Hobbled by the economy, Fastenal Co. eked out modest second-quarter sales and profits, led by an uptick in sales from its industrial vending machines and older stores.

"We believe our sales growth was held back partially due to the global economic uncertainty combined with economic policy uncertainty in the United States," said Willard Oberton, CEO of the Winona-based supplier of factory and construction supplies.

Edward Jones analyst Logan Purk noted that Fastenal enjoyed growth rates of 20 to 25 percent as recently as two years ago. That's far from the 5.3 percent seen today.

Factories and nonresidential construction firms have pulled back and are not ordering as many nuts, bolts and other supplies, Purk said. "Overall slowing of industrial spending, and manufacturing was particularly weak for them and that tends to be their biggest client ... comprising about 50 percent of their sales."

On the plus side, Purk noted that Fastenal has improved its margins by controlling costs. Fastenal opened 33 new stores in the past six months. But it really benefited from its push to install cost-effective industrial vending machines inside customer facilities. It installed 8,454 machines so far this year in an effort to offer faster customer service at a reduced cost. Fastenal now operates a total of 29,549 vending machines on customer sites.
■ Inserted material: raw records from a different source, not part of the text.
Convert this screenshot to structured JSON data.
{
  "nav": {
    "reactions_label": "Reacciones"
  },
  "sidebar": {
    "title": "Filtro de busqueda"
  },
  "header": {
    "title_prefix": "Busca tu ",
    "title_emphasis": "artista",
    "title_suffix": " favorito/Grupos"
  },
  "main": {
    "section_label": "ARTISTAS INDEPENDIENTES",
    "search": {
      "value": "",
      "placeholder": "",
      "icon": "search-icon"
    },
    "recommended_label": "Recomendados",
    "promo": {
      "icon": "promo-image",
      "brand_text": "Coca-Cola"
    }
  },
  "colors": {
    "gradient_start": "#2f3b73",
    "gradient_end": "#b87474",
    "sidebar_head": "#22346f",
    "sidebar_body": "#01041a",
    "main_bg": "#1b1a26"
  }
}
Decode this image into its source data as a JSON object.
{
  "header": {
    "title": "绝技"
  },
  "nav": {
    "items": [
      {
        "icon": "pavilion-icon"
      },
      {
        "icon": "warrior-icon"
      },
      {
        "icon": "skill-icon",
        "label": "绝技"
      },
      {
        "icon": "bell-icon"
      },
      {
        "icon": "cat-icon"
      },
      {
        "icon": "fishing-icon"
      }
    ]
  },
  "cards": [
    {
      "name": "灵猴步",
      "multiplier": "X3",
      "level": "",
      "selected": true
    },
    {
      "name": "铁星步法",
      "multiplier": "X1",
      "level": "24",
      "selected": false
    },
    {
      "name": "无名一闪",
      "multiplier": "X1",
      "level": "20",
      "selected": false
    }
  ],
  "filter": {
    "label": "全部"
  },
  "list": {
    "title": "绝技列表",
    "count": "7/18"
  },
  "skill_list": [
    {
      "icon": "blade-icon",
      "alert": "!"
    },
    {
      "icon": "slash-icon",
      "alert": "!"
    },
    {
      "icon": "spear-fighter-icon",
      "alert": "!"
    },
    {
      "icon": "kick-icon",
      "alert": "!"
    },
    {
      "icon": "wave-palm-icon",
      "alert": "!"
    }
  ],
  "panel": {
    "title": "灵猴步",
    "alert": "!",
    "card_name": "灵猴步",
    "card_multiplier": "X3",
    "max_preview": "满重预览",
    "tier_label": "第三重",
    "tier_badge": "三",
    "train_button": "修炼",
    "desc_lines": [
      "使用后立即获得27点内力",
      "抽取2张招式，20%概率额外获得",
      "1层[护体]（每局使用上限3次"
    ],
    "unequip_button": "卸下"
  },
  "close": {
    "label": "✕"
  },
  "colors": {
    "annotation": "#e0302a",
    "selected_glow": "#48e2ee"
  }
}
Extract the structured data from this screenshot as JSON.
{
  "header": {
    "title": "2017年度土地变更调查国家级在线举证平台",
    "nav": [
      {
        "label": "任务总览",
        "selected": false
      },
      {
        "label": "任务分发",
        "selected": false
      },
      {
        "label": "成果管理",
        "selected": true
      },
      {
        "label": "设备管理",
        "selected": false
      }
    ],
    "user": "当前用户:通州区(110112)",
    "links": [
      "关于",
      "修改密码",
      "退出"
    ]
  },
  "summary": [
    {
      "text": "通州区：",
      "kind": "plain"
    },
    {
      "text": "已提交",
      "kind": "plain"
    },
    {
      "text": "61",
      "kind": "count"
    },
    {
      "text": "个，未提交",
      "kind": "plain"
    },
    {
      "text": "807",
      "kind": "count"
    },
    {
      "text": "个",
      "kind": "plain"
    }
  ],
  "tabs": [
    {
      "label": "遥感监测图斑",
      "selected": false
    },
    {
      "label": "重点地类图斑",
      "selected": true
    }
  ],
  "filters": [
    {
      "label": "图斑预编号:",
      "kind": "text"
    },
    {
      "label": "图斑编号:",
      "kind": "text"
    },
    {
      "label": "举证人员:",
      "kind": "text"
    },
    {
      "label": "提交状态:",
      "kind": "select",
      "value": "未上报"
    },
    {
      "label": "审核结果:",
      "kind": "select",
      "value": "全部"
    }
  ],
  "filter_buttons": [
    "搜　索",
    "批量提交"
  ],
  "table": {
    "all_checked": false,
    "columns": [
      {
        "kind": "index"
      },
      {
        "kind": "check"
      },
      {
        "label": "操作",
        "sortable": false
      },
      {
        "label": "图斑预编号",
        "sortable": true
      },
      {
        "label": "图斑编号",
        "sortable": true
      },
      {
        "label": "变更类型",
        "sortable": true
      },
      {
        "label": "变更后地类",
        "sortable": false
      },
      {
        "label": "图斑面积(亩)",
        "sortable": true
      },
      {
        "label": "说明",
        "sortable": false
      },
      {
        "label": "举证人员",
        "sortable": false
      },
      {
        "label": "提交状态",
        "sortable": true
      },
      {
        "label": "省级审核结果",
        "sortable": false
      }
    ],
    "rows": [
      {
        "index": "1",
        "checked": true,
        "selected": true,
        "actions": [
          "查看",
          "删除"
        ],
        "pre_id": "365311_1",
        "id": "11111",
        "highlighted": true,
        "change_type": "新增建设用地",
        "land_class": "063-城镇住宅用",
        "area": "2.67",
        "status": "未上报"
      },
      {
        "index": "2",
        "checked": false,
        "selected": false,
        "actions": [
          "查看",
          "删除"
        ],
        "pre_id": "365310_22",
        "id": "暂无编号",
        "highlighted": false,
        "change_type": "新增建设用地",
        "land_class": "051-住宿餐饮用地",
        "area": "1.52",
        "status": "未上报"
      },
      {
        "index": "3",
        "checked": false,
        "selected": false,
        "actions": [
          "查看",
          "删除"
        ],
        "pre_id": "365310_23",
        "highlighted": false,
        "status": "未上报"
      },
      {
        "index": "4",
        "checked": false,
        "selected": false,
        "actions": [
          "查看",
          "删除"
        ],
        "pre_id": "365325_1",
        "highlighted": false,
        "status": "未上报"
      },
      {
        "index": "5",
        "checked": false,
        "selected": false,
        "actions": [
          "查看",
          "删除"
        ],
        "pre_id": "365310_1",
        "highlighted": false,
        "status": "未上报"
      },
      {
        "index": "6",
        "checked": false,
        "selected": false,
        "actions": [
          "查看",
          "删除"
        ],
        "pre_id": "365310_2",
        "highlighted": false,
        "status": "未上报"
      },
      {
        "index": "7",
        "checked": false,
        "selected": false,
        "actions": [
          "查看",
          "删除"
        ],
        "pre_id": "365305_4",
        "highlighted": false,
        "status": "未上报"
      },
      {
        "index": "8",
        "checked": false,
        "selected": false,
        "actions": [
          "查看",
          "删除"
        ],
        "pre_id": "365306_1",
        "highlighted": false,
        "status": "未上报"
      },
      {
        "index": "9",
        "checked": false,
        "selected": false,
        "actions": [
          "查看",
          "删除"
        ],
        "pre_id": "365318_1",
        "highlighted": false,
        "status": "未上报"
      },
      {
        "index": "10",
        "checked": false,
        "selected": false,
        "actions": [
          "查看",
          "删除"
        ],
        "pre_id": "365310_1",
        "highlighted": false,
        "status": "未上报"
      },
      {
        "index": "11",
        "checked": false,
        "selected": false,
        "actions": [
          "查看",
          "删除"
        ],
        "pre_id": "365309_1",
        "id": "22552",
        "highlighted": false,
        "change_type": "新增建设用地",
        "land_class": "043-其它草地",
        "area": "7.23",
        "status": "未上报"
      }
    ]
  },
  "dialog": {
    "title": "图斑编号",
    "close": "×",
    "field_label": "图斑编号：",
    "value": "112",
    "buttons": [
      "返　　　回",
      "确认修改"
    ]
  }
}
The company has also automated its vending machine distribution warehouses in Indiana, Texas and Winona and is in the process of expanding the computerized system in Akron, Ohio, Atlanta and Scranton, Pa. The automated systems let factory customers quickly order and restock their Fastenal vending machines with nuts, bolts and other production supplies without the need for salespeople.

Analysts generally praised the model and said that the vending machines and computerized warehouses save the company money and customers a lot of time.

At one point Fastenal set a goal to install 30,000 vending machines this year. But Wednesday officials told analysts during a conference call that the goal was "very aggressive" and that they had "slowed the pace" in an effort to promote more "quality" installations.

"We [still] believe industrial vending is the next logical chapter in the Fastenal story," Oberton said. We also believe it has the potential to be transformative to industrial distribution."

Second-quarter sales climbed 5.3 percent to $847.6 million while earnings rose 7.7 percent to $121 million or 41 cents a share. Earnings met Wall Street expectations, but revenues did not. On average, analysts expected sales to reach $857 million during the quarter. The company said it benefited from a drop in fuel and heating costs, spending cuts and a dip in income taxes.

Fastenal's stock slid $1.33 a share to close at $45.77 Wednesday.